(p.175) Part III The Structure of Human Rights Adjudication: The Margin of Appreciation and Proportionality

Source:
The Margin of Appreciation in International Human Rights Law
Publisher:
Oxford University Press
DOI:10.1093/acprof:oso/9780199650453.011.0003

Part Two of the book explored three factors for the margin of appreciation. It is often said that there are other factors affecting the margin of appreciation, such as the nature of the right or the type of case. Part Three explores how such ‘factors’ affect the margin of appreciation, and argues that they affect it differently from the other three factors.

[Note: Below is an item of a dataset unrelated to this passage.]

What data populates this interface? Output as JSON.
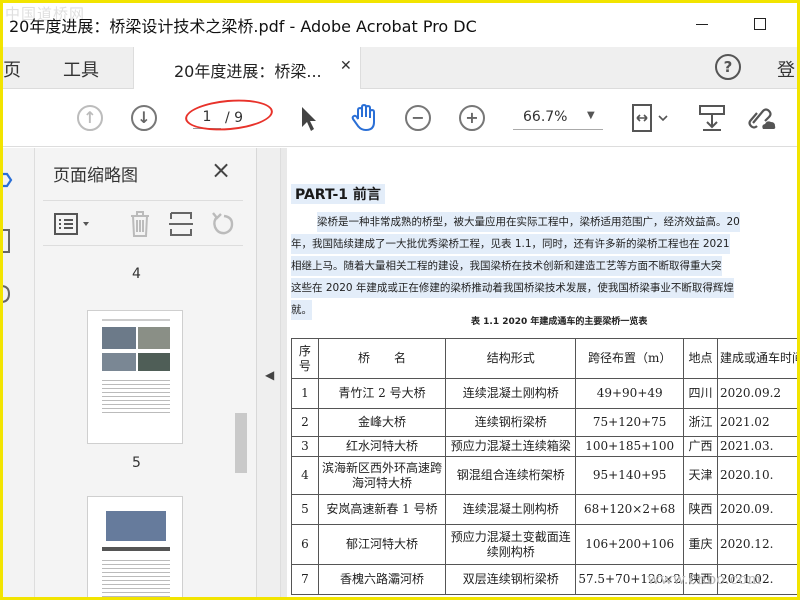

Rather than providing any justification for the margin of appreciation, the ‘nature of the right’ contains first-order considerations that must be weighed along with reasons for deference. In other words, the ‘nature of the right’ necessarily broadens or narrows the margin of appreciation by requiring stronger or weaker grounds for deference depending on the rights engaged or the type of case.

The factors for the margin of appreciation and all other factors in the case, such as the nature of the right, are weighed by the Tribunals as part of their decision-making process. This weighing process is often referred to as the ‘proportionality assessment’. Discussions of proportionality in human rights rarely discuss how it interacts with the margin of appreciation doctrine. Chapter 7 proposes a new account of proportionality that considers how factors for a margin of appreciation interact with the other factors in a case, which is likely to be of primary interest to academics and students of international human rights law.

Chapter 8 discusses how the nature of the right impacts the margin of appreciation, and accordingly is likely to be of interest to those readers making and considering legal arguments for a margin of appreciation. The chapter explores how different rights or types of case may provide more or less scope for a margin of appreciation, and discusses a number of examples by way of illustration.

Accordingly, Part Three considers how the margin of appreciation fits with other factors to be considered by the Tribunals and suggests a structure for adjudication in human rights law. (p.176)